(Dataset content begins)
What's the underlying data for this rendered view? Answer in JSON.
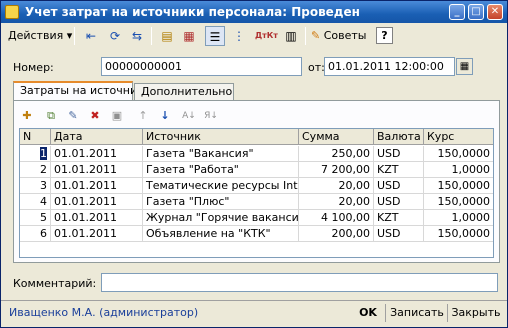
{
  "window": {
    "title": "Учет затрат на источники персонала: Проведен",
    "controls": {
      "minimize": "_",
      "maximize": "□",
      "close": "✕"
    }
  },
  "toolbar": {
    "actions_label": "Действия",
    "advice_label": "Советы",
    "help_label": "?"
  },
  "form": {
    "number_label": "Номер:",
    "number_value": "00000000001",
    "date_label": "от:",
    "date_value": "01.01.2011 12:00:00"
  },
  "tabs": [
    {
      "label": "Затраты на источники"
    },
    {
      "label": "Дополнительно"
    }
  ],
  "table": {
    "columns": [
      "N",
      "Дата",
      "Источник",
      "Сумма",
      "Валюта",
      "Курс"
    ],
    "rows": [
      {
        "n": "1",
        "date": "01.01.2011",
        "source": "Газета \"Вакансия\"",
        "sum": "250,00",
        "currency": "USD",
        "rate": "150,0000"
      },
      {
        "n": "2",
        "date": "01.01.2011",
        "source": "Газета \"Работа\"",
        "sum": "7 200,00",
        "currency": "KZT",
        "rate": "1,0000"
      },
      {
        "n": "3",
        "date": "01.01.2011",
        "source": "Тематические ресурсы Inter...",
        "sum": "20,00",
        "currency": "USD",
        "rate": "150,0000"
      },
      {
        "n": "4",
        "date": "01.01.2011",
        "source": "Газета \"Плюс\"",
        "sum": "20,00",
        "currency": "USD",
        "rate": "150,0000"
      },
      {
        "n": "5",
        "date": "01.01.2011",
        "source": "Журнал \"Горячие вакансии\"",
        "sum": "4 100,00",
        "currency": "KZT",
        "rate": "1,0000"
      },
      {
        "n": "6",
        "date": "01.01.2011",
        "source": "Объявление на \"КТК\"",
        "sum": "200,00",
        "currency": "USD",
        "rate": "150,0000"
      }
    ]
  },
  "comment": {
    "label": "Комментарий:",
    "value": ""
  },
  "footer": {
    "user": "Иващенко М.А. (администратор)",
    "ok_label": "OK",
    "save_label": "Записать",
    "close_label": "Закрыть"
  }
}
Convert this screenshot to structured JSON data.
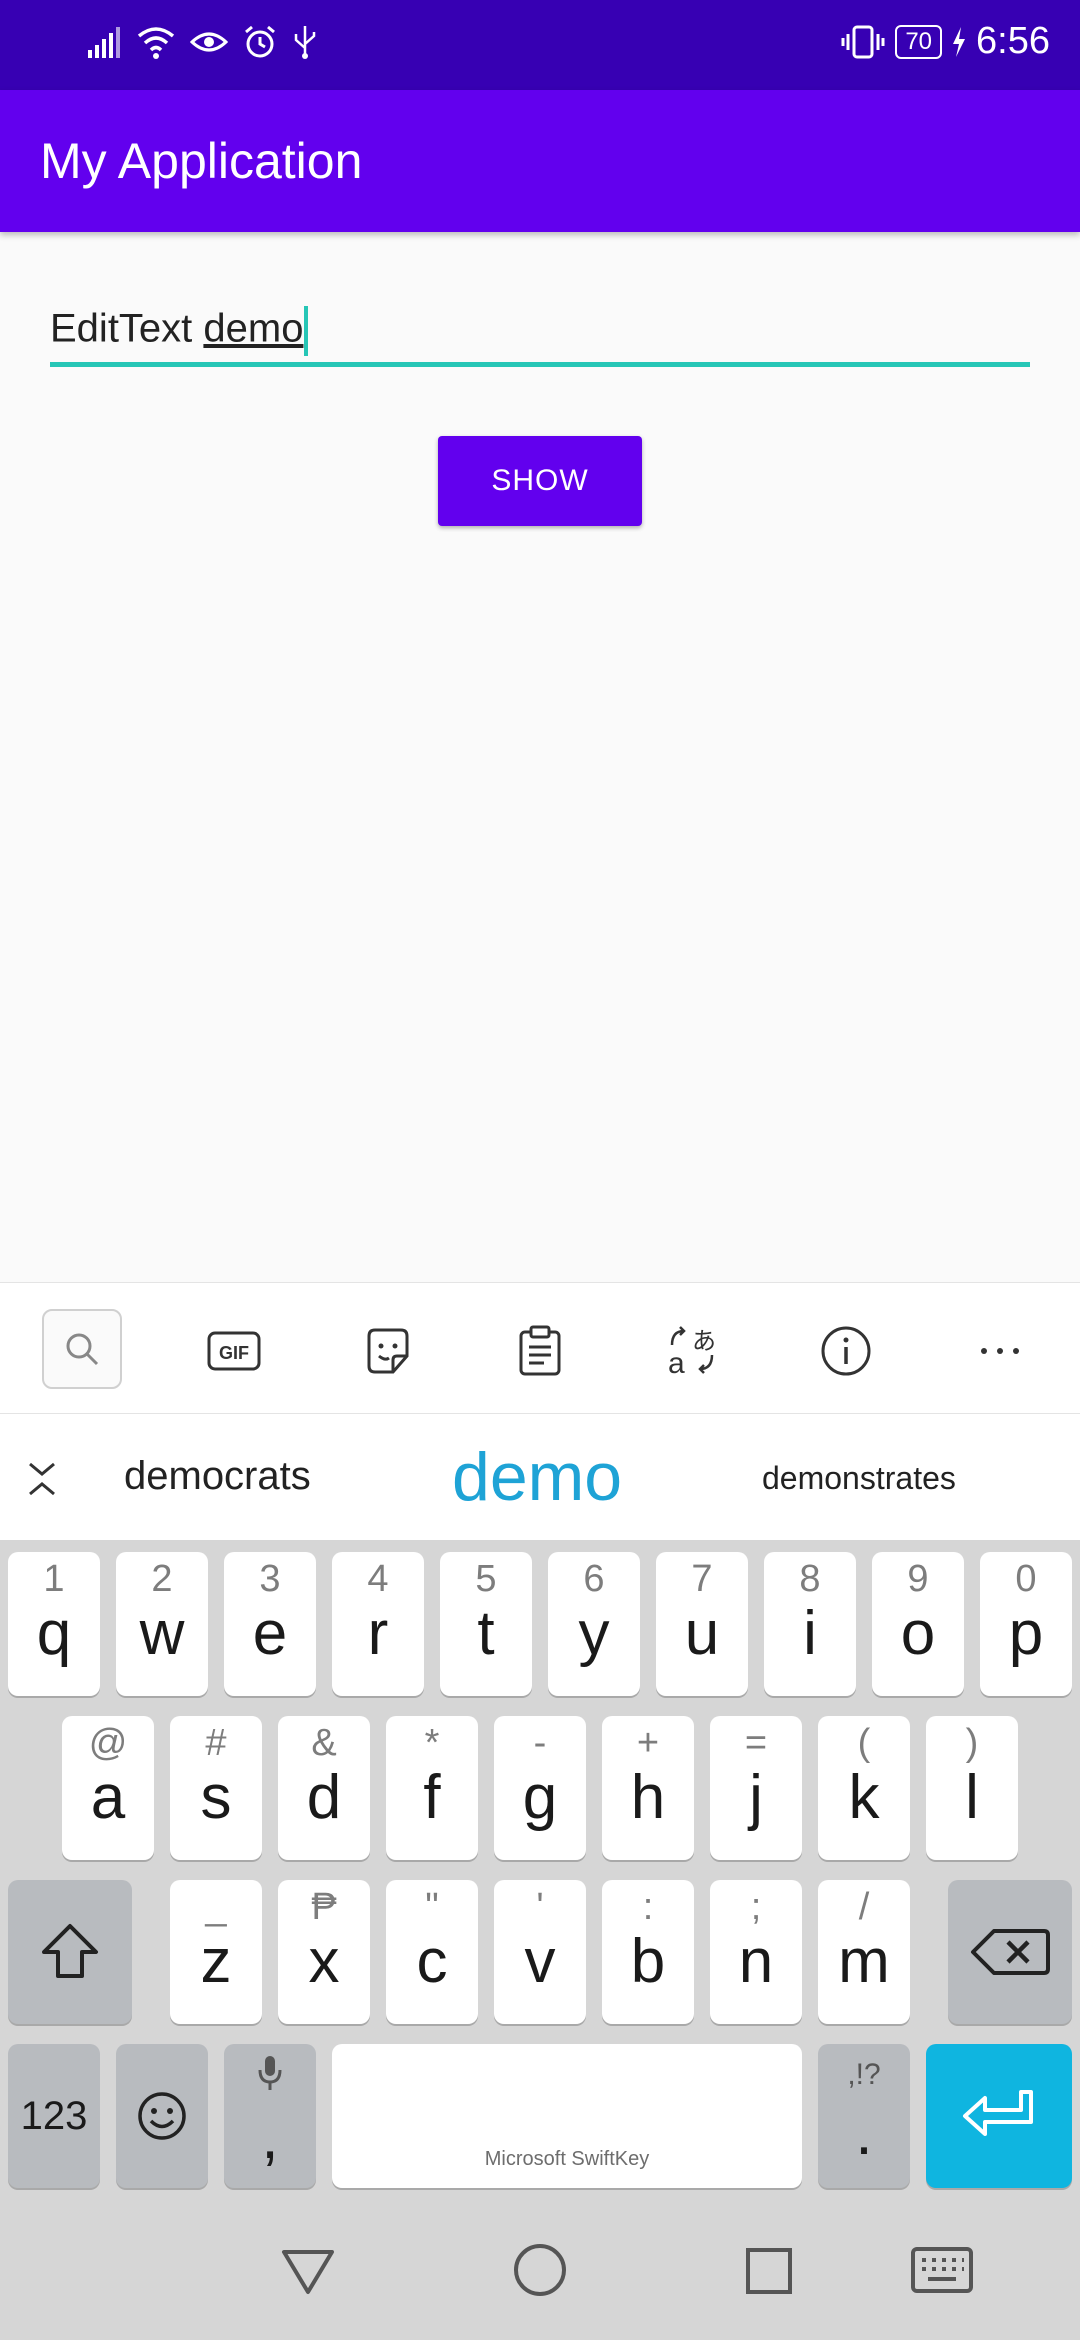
{
  "status_bar": {
    "battery_level": "70",
    "time": "6:56",
    "icons": [
      "signal-icon",
      "wifi-icon",
      "eye-icon",
      "alarm-icon",
      "usb-icon",
      "vibrate-icon",
      "charging-icon"
    ]
  },
  "app_bar": {
    "title": "My Application"
  },
  "main": {
    "edit_text_prefix": "EditText ",
    "edit_text_composing": "demo",
    "show_button": "SHOW"
  },
  "keyboard_toolbar": {
    "icons": [
      "search-icon",
      "gif-icon",
      "sticker-icon",
      "clipboard-icon",
      "translate-icon",
      "info-icon",
      "more-icon"
    ],
    "gif_label": "GIF"
  },
  "suggestions": {
    "left": "democrats",
    "center": "demo",
    "right": "demonstrates"
  },
  "keyboard": {
    "row1": [
      {
        "primary": "q",
        "secondary": "1"
      },
      {
        "primary": "w",
        "secondary": "2"
      },
      {
        "primary": "e",
        "secondary": "3"
      },
      {
        "primary": "r",
        "secondary": "4"
      },
      {
        "primary": "t",
        "secondary": "5"
      },
      {
        "primary": "y",
        "secondary": "6"
      },
      {
        "primary": "u",
        "secondary": "7"
      },
      {
        "primary": "i",
        "secondary": "8"
      },
      {
        "primary": "o",
        "secondary": "9"
      },
      {
        "primary": "p",
        "secondary": "0"
      }
    ],
    "row2": [
      {
        "primary": "a",
        "secondary": "@"
      },
      {
        "primary": "s",
        "secondary": "#"
      },
      {
        "primary": "d",
        "secondary": "&"
      },
      {
        "primary": "f",
        "secondary": "*"
      },
      {
        "primary": "g",
        "secondary": "-"
      },
      {
        "primary": "h",
        "secondary": "+"
      },
      {
        "primary": "j",
        "secondary": "="
      },
      {
        "primary": "k",
        "secondary": "("
      },
      {
        "primary": "l",
        "secondary": ")"
      }
    ],
    "row3": [
      {
        "primary": "z",
        "secondary": "_"
      },
      {
        "primary": "x",
        "secondary": "₱"
      },
      {
        "primary": "c",
        "secondary": "\""
      },
      {
        "primary": "v",
        "secondary": "'"
      },
      {
        "primary": "b",
        "secondary": ":"
      },
      {
        "primary": "n",
        "secondary": ";"
      },
      {
        "primary": "m",
        "secondary": "/"
      }
    ],
    "numbers_key": "123",
    "comma_key": ",",
    "period_key": ".",
    "period_secondary": ",!?",
    "space_label": "Microsoft SwiftKey"
  },
  "colors": {
    "status_bar": "#3700b3",
    "app_bar": "#6200ee",
    "accent": "#26c6b6",
    "suggestion_highlight": "#1ea3d6",
    "enter_key": "#0fb5e0"
  }
}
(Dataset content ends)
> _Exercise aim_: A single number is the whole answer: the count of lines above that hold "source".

> _Solution for this problem_: 6